The Petitioners then approached the Supreme Court for getting the insolvency proceedings before the CLT quashed in light of the settlement arrived at before the NCLAT.
The Supreme Court initially ordered that the timeline that was laid down by the NCLAT of 120 days was to be followed and the payment to Ericsson was to be made by 03.09.2018.
In the meanwhile, two applications were filed by the Petitioners for increasing the time limit for making the payments to Ericsson. The first application was allowed and time was granted however, the Supreme Court refused to further increase the time limit and ordered the Petitioners to make the payments by 15.12.2018.
On the failure to make the payments another contempt petition was filed by Ericsson and the third contempt petition was also filed subsequently.
The primary issue before the Supreme Court of India was the veracity of the Undertakings filed by the Representatives of the Petitioners both before the Supreme Court and the NCLAT.

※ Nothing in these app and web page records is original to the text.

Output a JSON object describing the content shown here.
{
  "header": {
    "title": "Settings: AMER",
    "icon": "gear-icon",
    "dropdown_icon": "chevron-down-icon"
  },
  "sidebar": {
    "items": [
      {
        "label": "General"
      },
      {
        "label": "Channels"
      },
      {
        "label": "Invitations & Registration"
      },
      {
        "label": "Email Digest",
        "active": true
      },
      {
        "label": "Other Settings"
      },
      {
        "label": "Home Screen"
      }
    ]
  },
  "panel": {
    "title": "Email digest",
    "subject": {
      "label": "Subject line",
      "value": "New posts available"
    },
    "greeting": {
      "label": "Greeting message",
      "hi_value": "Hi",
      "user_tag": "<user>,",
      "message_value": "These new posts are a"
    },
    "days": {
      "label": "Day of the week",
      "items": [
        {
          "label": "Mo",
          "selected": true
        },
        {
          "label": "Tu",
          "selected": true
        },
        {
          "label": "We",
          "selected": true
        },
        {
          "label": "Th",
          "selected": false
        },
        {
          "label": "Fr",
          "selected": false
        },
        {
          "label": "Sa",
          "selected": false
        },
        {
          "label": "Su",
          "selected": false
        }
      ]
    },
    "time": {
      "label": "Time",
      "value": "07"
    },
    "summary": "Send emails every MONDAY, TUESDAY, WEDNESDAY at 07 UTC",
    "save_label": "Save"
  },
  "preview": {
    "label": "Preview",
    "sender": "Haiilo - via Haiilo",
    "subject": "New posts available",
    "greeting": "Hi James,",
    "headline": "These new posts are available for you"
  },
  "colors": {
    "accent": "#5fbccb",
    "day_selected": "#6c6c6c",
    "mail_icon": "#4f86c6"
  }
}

The undertaking that was given before the NCLAT only said that the Petitioners would pay the amounts to Ericsson whereas the undertaking that was given by the Petitioners in the Supreme Court said that they would make the payment when the assets of the company would be sold.
Thus the Supreme Court was baffled with an issue where the administration of Justice was being hampered.

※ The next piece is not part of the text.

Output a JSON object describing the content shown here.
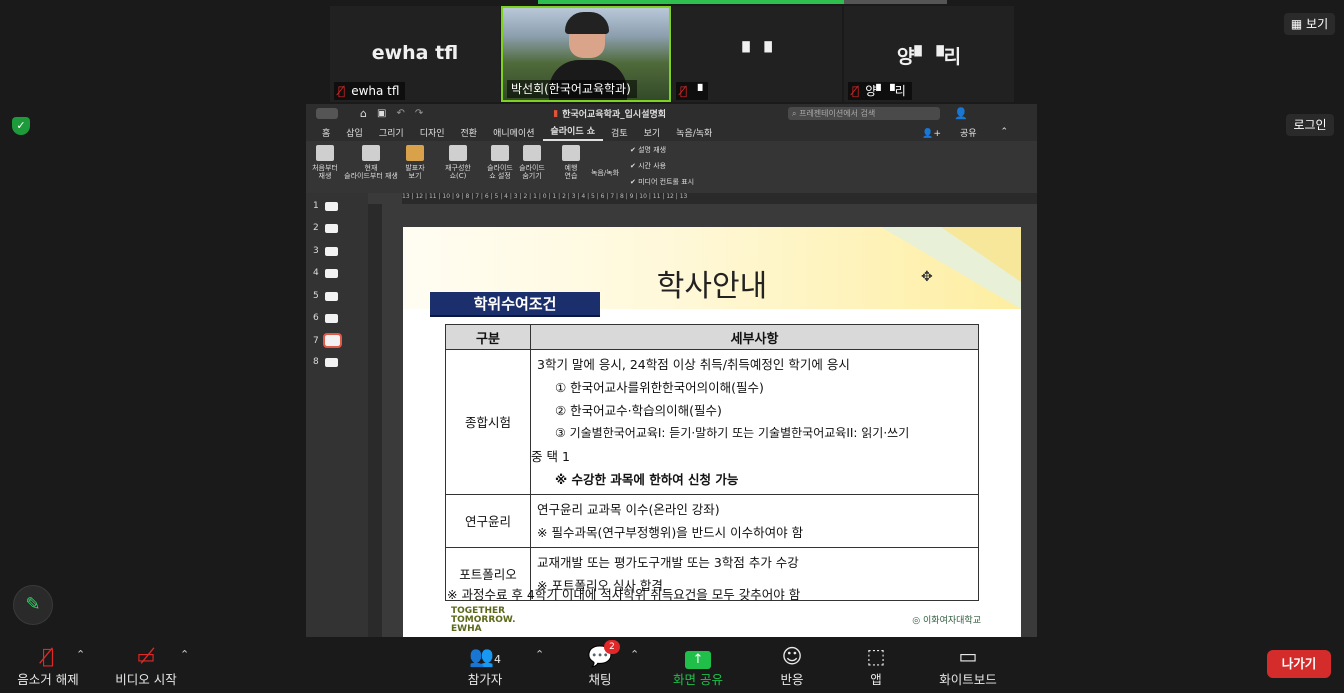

It was contended by the Petitioners that the Assets of the company could not be sold due to certain objections by the Department of Telecommunications. They further stated that there was no breach of the undertakings and the undertakings were in consonance with the orders of the NCLAT and the Supreme Court.
They further submitted that since the assets could not be sold by the Petitioners, thus the insolvency proceedings were to start afresh and then Ericsson could take its debts back by acting as a creditor.

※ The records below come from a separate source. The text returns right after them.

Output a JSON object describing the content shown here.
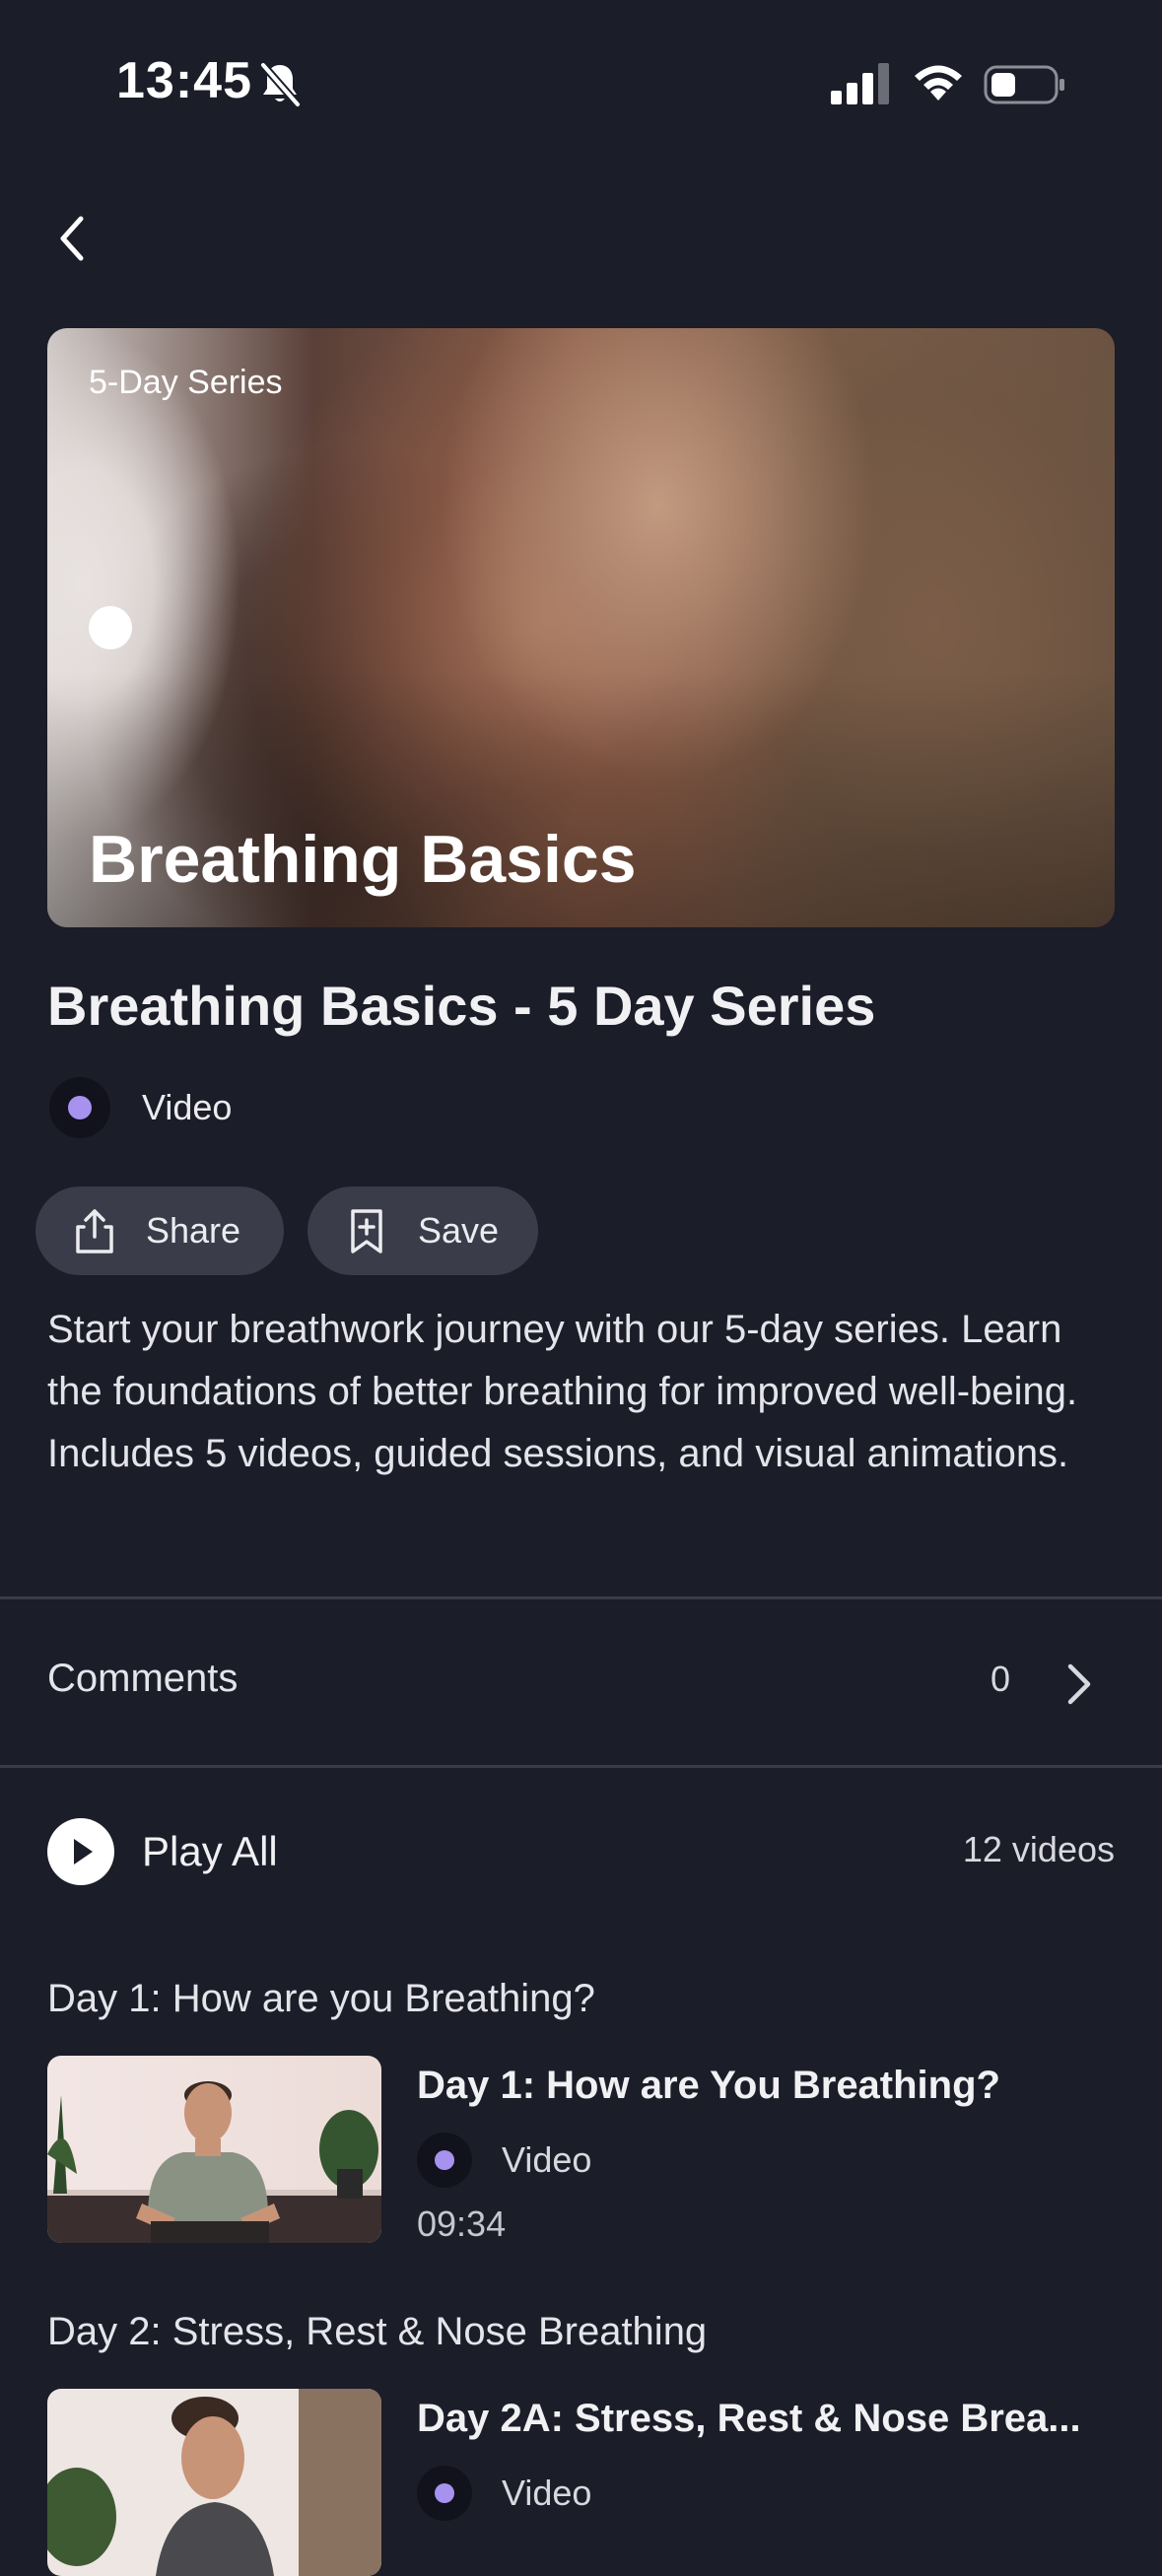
{
  "status_bar": {
    "time": "13:45",
    "icons": [
      "bell-slash-icon",
      "cellular-signal-icon",
      "wifi-icon",
      "battery-icon"
    ]
  },
  "nav": {
    "back_icon": "chevron-left-icon"
  },
  "hero": {
    "tag": "5-Day Series",
    "title": "Breathing Basics"
  },
  "content": {
    "title": "Breathing Basics - 5 Day Series",
    "media_type": "Video",
    "accent_color": "#a792ef",
    "actions": {
      "share_label": "Share",
      "save_label": "Save"
    },
    "description": "Start your breathwork journey with our 5-day series. Learn the foundations of better breathing for improved well-being. Includes 5 videos, guided sessions, and visual animations."
  },
  "comments": {
    "label": "Comments",
    "count": "0"
  },
  "playlist": {
    "play_all_label": "Play All",
    "video_count": "12 videos",
    "days": [
      {
        "header": "Day 1: How are you Breathing?",
        "episode": {
          "title": "Day 1: How are You Breathing?",
          "type": "Video",
          "duration": "09:34"
        }
      },
      {
        "header": "Day 2: Stress, Rest & Nose Breathing",
        "episode": {
          "title": "Day 2A: Stress, Rest & Nose Brea...",
          "type": "Video",
          "duration": ""
        }
      }
    ]
  },
  "colors": {
    "background": "#1b1d28",
    "pill_background": "#3a3d49",
    "accent": "#a792ef"
  }
}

They also stated that they had deposited some percentage of the amounts (which they received as Income Tax Returns) to be paid to Ericsson with the Registrar of the Supreme Court.
It was contended by Ericsson that the NCLAT order and the Supreme Court order never said that the amount of RS 550 crore that was to be paid was conditional on the assets or the spectrum of the Petitioner getting sold.
It was further argued that no bonafide attempts were made by the Petitioners to pay the amount and the various communications made by the Petitioners stating that the amount shall be paid and also the undertakings which were furnished were in contravention of the orders of the NCLAT and the Supreme Court, thus the Petitioners were liable for contempt.
The Supreme Court found the Petitioners guilty of hampering with the administration of Justice by giving two different undertakings before the NCLAT and the Supreme Court. It was found that the Petitioners had malafidely included the conditional clause to wither away from its liability of paying its liability.
The Supreme Court took strict cognizance of the nefarious conduct of the Petitioners and found them guilty of being in contempt of its orders as the Petitioners had failed to make good its promises even after the time was extended by the Supreme Court.
As such it directed the Registry of the Court to disburse the sum of Rs. 118 Crore deposited by the Petitioners to Ericsson.
It further directed the Petitioners to pay the outstanding amount of Rs. 453 Crore (inclusive of interest) to Ericsson within a week. It further penalized the Petitioners and directed them to pay Rs. 1 Crore each to the Supreme Court Legal Services Committee (SCLSC) for being in contempt.
It was also made clear by the Supreme Court that in case the Petitioners defaulted in making the payment to Ericsson the chairman or person who gave the undertaking would have to undergo three months imprisonment and in case the Petitioners made a default in making the payment to the SCLSC, then they would have to undergo an imprisonment of one month.